Unfortunately, some of the Watch's most notable features don't seem to work on the units we've strapped on. Covering a big event like this is often an exercise in stress management, so it would've been nice to use the Galaxy Watch's included Stress applet to help us manage the flood of emotions that come when testing new hardware. And since Samsung hasn't seen fit to fill Barclays Center with treadmills, we obviously couldn't take the Watch's exercise-recognition features for a test. That said, Samsung's wearables have historically been more like smartwatches than activity trackers, so we're curious to see if the company has made any meaningful progress on this front.
Oh, and the Galaxy Watch has one more crucial thing in common with the rest of Samsung's wearables. Contrary to rumors, it runs Tizen, not Wear OS. You won't hear me complaining though: The things Samsung has been able to pull off, like its still-fantastic rotating bezel interface, just don't seem possible to build atop another company's software. That devotion to Tizen also means that the number of undeniably valuable third-party apps for the Galaxy Watch is smaller than it would be for a Wear OS device, but that's how it goes sometimes.
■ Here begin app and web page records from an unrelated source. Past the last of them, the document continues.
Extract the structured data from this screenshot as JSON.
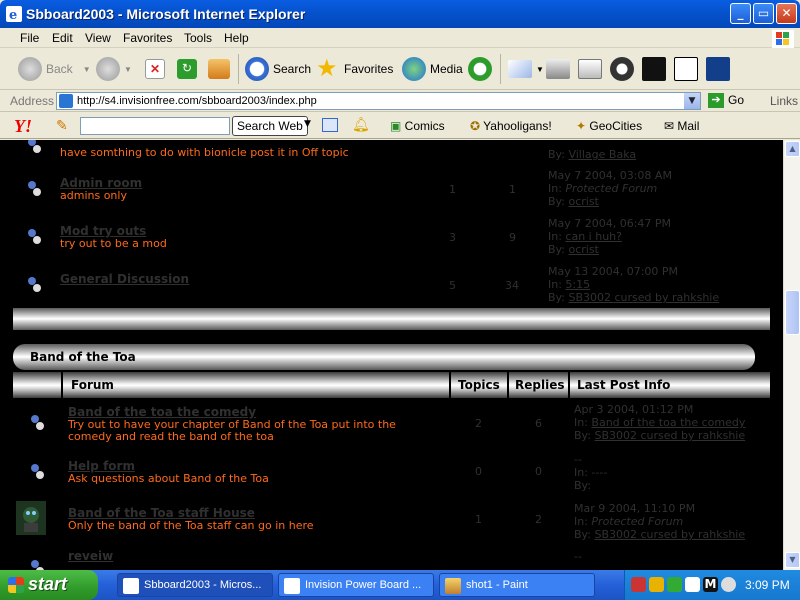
{
  "window": {
    "title": "Sbboard2003 - Microsoft Internet Explorer",
    "buttons": {
      "minimize": "_",
      "maximize": "▭",
      "close": "✕"
    }
  },
  "menu": [
    "File",
    "Edit",
    "View",
    "Favorites",
    "Tools",
    "Help"
  ],
  "toolbar": {
    "back": "Back",
    "search": "Search",
    "favorites": "Favorites",
    "media": "Media"
  },
  "address": {
    "label": "Address",
    "url": "http://s4.invisionfree.com/sbboard2003/index.php",
    "go": "Go",
    "links": "Links"
  },
  "yahoo": {
    "logo": "Y!",
    "search_button": "Search Web",
    "items": [
      "Comics",
      "Yahooligans!",
      "GeoCities",
      "Mail"
    ]
  },
  "top_forums": [
    {
      "desc": "have somthing to do with bionicle post it in Off topic",
      "lastpost_by": "Village Baka"
    },
    {
      "name": "Admin room",
      "desc": "admins only",
      "topics": "1",
      "replies": "1",
      "lastpost_date": "May 7 2004, 03:08 AM",
      "lastpost_in_label": "In:",
      "lastpost_in": "Protected Forum",
      "lastpost_by_label": "By:",
      "lastpost_by": "ocrist"
    },
    {
      "name": "Mod try outs",
      "desc": "try out to be a mod",
      "topics": "3",
      "replies": "9",
      "lastpost_date": "May 7 2004, 06:47 PM",
      "lastpost_in_label": "In:",
      "lastpost_in": "can i huh?",
      "lastpost_by_label": "By:",
      "lastpost_by": "ocrist"
    },
    {
      "name": "General Discussion",
      "desc": "",
      "topics": "5",
      "replies": "34",
      "lastpost_date": "May 13 2004, 07:00 PM",
      "lastpost_in_label": "In:",
      "lastpost_in": "5:15",
      "lastpost_by_label": "By:",
      "lastpost_by": "SB3002 cursed by rahkshie"
    }
  ],
  "category": {
    "title": "Band of the Toa",
    "headers": {
      "forum": "Forum",
      "topics": "Topics",
      "replies": "Replies",
      "lastpost": "Last Post Info"
    }
  },
  "forums": [
    {
      "name": "Band of the toa the comedy",
      "desc": "Try out to have your chapter of Band of the Toa put into the",
      "desc2": "comedy and read the band of the toa",
      "topics": "2",
      "replies": "6",
      "lastpost_date": "Apr 3 2004, 01:12 PM",
      "lastpost_in_label": "In:",
      "lastpost_in": "Band of the toa the comedy",
      "lastpost_by_label": "By:",
      "lastpost_by": "SB3002 cursed by rahkshie"
    },
    {
      "name": "Help form",
      "desc": "Ask questions about Band of the Toa",
      "topics": "0",
      "replies": "0",
      "lastpost_date": "--",
      "lastpost_in_label": "In:",
      "lastpost_in": "----",
      "lastpost_by_label": "By:",
      "lastpost_by": ""
    },
    {
      "name": "Band of the Toa staff House",
      "desc": "Only the band of the Toa staff can go in here",
      "topics": "1",
      "replies": "2",
      "lastpost_date": "Mar 9 2004, 11:10 PM",
      "lastpost_in_label": "In:",
      "lastpost_in": "Protected Forum",
      "lastpost_by_label": "By:",
      "lastpost_by": "SB3002 cursed by rahkshie"
    },
    {
      "name": "reveiw",
      "lastpost_date": "--"
    }
  ],
  "taskbar": {
    "start": "start",
    "tasks": [
      "Sbboard2003 - Micros...",
      "Invision Power Board ...",
      "shot1 - Paint"
    ],
    "clock": "3:09 PM"
  },
  "colors": {
    "accent_desc": "#ff6a1a",
    "titlebar": "#0553cf",
    "taskbar": "#2460d8"
  }
}
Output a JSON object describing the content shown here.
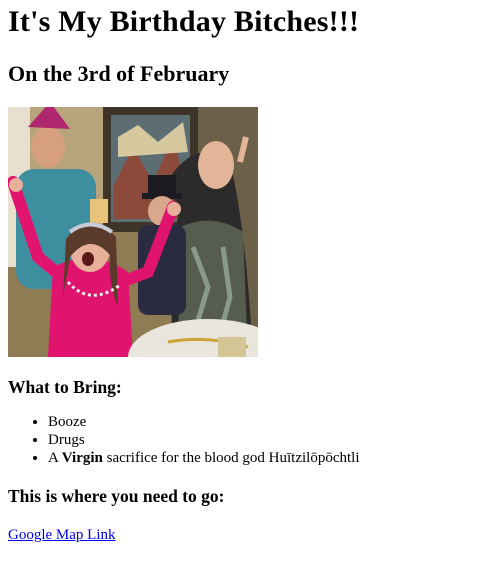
{
  "header": {
    "title": "It's My Birthday Bitches!!!",
    "subtitle": "On the 3rd of February"
  },
  "photo": {
    "icon": "party-photo"
  },
  "bring": {
    "heading": "What to Bring:",
    "items": [
      {
        "text": "Booze"
      },
      {
        "text": "Drugs"
      },
      {
        "prefix": "A ",
        "bold": "Virgin",
        "suffix": " sacrifice for the blood god Huītzilōpōchtli"
      }
    ]
  },
  "location": {
    "heading": "This is where you need to go:",
    "link_text": "Google Map Link"
  },
  "colors": {
    "link": "#0000ee",
    "text": "#000000",
    "background": "#ffffff"
  }
}
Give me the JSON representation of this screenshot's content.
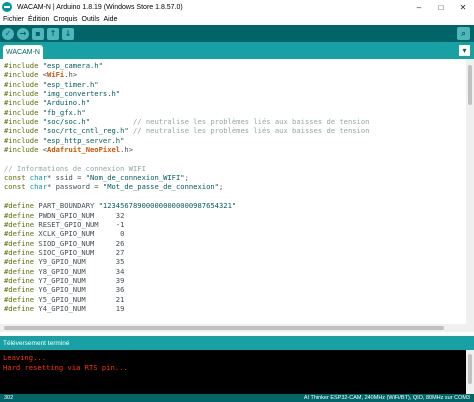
{
  "window": {
    "title": "WACAM-N | Arduino 1.8.19 (Windows Store 1.8.57.0)",
    "minimize_glyph": "–",
    "maximize_glyph": "□",
    "close_glyph": "✕"
  },
  "menu": {
    "items": [
      "Fichier",
      "Édition",
      "Croquis",
      "Outils",
      "Aide"
    ]
  },
  "toolbar": {
    "verify_glyph": "✓",
    "upload_glyph": "→",
    "new_glyph": "▪",
    "open_glyph": "↑",
    "save_glyph": "↓",
    "serial_glyph": "⌕"
  },
  "tabs": {
    "active": "WACAM-N",
    "menu_glyph": "▾"
  },
  "colors": {
    "toolbar": "#006468",
    "tabbar": "#17a1a5",
    "button": "#4db7bb",
    "console_text": "#ff3300"
  },
  "editor": {
    "lines": [
      [
        {
          "t": "#include ",
          "c": "kw"
        },
        {
          "t": "\"esp_camera.h\"",
          "c": "st"
        }
      ],
      [
        {
          "t": "#include ",
          "c": "kw"
        },
        {
          "t": "<",
          "c": "pl"
        },
        {
          "t": "WiFi",
          "c": "lib"
        },
        {
          "t": ".h>",
          "c": "pl"
        }
      ],
      [
        {
          "t": "#include ",
          "c": "kw"
        },
        {
          "t": "\"esp_timer.h\"",
          "c": "st"
        }
      ],
      [
        {
          "t": "#include ",
          "c": "kw"
        },
        {
          "t": "\"img_converters.h\"",
          "c": "st"
        }
      ],
      [
        {
          "t": "#include ",
          "c": "kw"
        },
        {
          "t": "\"Arduino.h\"",
          "c": "st"
        }
      ],
      [
        {
          "t": "#include ",
          "c": "kw"
        },
        {
          "t": "\"fb_gfx.h\"",
          "c": "st"
        }
      ],
      [
        {
          "t": "#include ",
          "c": "kw"
        },
        {
          "t": "\"soc/soc.h\"",
          "c": "st"
        },
        {
          "t": "          // neutralise les problèmes liés aux baisses de tension",
          "c": "cm"
        }
      ],
      [
        {
          "t": "#include ",
          "c": "kw"
        },
        {
          "t": "\"soc/rtc_cntl_reg.h\"",
          "c": "st"
        },
        {
          "t": " // neutralise les problèmes liés aux baisses de tension",
          "c": "cm"
        }
      ],
      [
        {
          "t": "#include ",
          "c": "kw"
        },
        {
          "t": "\"esp_http_server.h\"",
          "c": "st"
        }
      ],
      [
        {
          "t": "#include ",
          "c": "kw"
        },
        {
          "t": "<",
          "c": "pl"
        },
        {
          "t": "Adafruit_NeoPixel",
          "c": "lib"
        },
        {
          "t": ".h>",
          "c": "pl"
        }
      ],
      [],
      [
        {
          "t": "// Informations de connexion WIFI",
          "c": "cm"
        }
      ],
      [
        {
          "t": "const ",
          "c": "kw"
        },
        {
          "t": "char",
          "c": "ty"
        },
        {
          "t": "* ssid = ",
          "c": "pl"
        },
        {
          "t": "\"Nom_de_connexion_WIFI\"",
          "c": "st"
        },
        {
          "t": ";",
          "c": "pl"
        }
      ],
      [
        {
          "t": "const ",
          "c": "kw"
        },
        {
          "t": "char",
          "c": "ty"
        },
        {
          "t": "* password = ",
          "c": "pl"
        },
        {
          "t": "\"Mot_de_passe_de_connexion\"",
          "c": "st"
        },
        {
          "t": ";",
          "c": "pl"
        }
      ],
      [],
      [
        {
          "t": "#define ",
          "c": "kw"
        },
        {
          "t": "PART_BOUNDARY ",
          "c": "pl"
        },
        {
          "t": "\"123456789000000000000987654321\"",
          "c": "st"
        }
      ],
      [
        {
          "t": "#define ",
          "c": "kw"
        },
        {
          "t": "PWDN_GPIO_NUM     32",
          "c": "pl"
        }
      ],
      [
        {
          "t": "#define ",
          "c": "kw"
        },
        {
          "t": "RESET_GPIO_NUM    -1",
          "c": "pl"
        }
      ],
      [
        {
          "t": "#define ",
          "c": "kw"
        },
        {
          "t": "XCLK_GPIO_NUM      0",
          "c": "pl"
        }
      ],
      [
        {
          "t": "#define ",
          "c": "kw"
        },
        {
          "t": "SIOD_GPIO_NUM     26",
          "c": "pl"
        }
      ],
      [
        {
          "t": "#define ",
          "c": "kw"
        },
        {
          "t": "SIOC_GPIO_NUM     27",
          "c": "pl"
        }
      ],
      [
        {
          "t": "#define ",
          "c": "kw"
        },
        {
          "t": "Y9_GPIO_NUM       35",
          "c": "pl"
        }
      ],
      [
        {
          "t": "#define ",
          "c": "kw"
        },
        {
          "t": "Y8_GPIO_NUM       34",
          "c": "pl"
        }
      ],
      [
        {
          "t": "#define ",
          "c": "kw"
        },
        {
          "t": "Y7_GPIO_NUM       39",
          "c": "pl"
        }
      ],
      [
        {
          "t": "#define ",
          "c": "kw"
        },
        {
          "t": "Y6_GPIO_NUM       36",
          "c": "pl"
        }
      ],
      [
        {
          "t": "#define ",
          "c": "kw"
        },
        {
          "t": "Y5_GPIO_NUM       21",
          "c": "pl"
        }
      ],
      [
        {
          "t": "#define ",
          "c": "kw"
        },
        {
          "t": "Y4_GPIO_NUM       19",
          "c": "pl"
        }
      ]
    ]
  },
  "status": {
    "message": "Téléversement terminé"
  },
  "console": {
    "lines": [
      "Leaving...",
      "Hard resetting via RTS pin..."
    ]
  },
  "footer": {
    "line_number": "302",
    "board_info": "AI Thinker ESP32-CAM, 240MHz (WiFi/BT), QIO, 80MHz sur COM3"
  }
}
After watching the company try to craft the perfect wearable for a few years, it seems clear the Galaxy Watch isn't a game changer. It represents another year of steady progress, but we can't tell if it's a true must-own gadget after just a bit of hands-on time. Stay tuned for a full review soon.